Task brief - Which lines of the data hold the word "folder"? Copy all of them.

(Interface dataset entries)
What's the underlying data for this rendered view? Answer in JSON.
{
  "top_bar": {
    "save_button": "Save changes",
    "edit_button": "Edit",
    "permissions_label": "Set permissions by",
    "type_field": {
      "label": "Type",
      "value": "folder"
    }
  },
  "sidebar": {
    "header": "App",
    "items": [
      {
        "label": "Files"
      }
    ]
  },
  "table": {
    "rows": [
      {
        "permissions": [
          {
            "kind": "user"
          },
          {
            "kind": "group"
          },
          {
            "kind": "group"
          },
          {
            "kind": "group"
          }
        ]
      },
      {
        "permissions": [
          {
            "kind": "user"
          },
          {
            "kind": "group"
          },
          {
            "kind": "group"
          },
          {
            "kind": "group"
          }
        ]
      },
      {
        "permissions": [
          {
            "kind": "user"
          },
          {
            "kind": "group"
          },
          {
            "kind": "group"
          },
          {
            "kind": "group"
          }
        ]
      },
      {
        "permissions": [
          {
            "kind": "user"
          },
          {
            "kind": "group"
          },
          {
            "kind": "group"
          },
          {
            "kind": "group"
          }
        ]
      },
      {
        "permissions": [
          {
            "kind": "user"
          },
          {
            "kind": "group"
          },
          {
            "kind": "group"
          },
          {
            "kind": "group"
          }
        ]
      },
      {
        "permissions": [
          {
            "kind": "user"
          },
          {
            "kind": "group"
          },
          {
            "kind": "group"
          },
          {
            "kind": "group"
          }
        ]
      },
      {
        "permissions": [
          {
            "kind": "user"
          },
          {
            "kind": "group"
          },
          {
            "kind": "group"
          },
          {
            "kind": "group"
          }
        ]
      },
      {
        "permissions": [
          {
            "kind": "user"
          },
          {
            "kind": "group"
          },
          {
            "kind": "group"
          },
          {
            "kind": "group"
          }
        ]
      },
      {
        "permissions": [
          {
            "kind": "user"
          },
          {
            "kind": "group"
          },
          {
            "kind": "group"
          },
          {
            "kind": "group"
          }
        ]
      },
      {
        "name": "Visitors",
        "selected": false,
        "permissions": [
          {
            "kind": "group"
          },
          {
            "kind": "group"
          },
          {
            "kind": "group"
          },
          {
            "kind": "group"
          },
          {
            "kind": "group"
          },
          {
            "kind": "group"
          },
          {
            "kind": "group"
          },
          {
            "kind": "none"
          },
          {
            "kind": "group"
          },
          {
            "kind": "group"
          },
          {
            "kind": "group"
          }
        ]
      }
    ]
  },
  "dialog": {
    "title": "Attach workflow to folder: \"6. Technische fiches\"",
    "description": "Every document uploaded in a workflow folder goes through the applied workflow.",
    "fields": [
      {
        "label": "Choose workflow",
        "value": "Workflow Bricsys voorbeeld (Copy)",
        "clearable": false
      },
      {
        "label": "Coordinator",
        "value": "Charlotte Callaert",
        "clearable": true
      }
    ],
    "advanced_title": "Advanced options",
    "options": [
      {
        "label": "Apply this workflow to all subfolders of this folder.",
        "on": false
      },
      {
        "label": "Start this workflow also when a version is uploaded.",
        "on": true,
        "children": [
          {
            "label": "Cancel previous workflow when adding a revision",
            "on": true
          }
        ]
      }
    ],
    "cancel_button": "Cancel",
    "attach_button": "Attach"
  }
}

Exercise solution -
      "value": "folder"
    "title": "Attach workflow to folder: \"6. Technische fiches\"",
    "description": "Every document uploaded in a workflow folder goes through the applied workflow.",
        "label": "Apply this workflow to all subfolders of this folder.",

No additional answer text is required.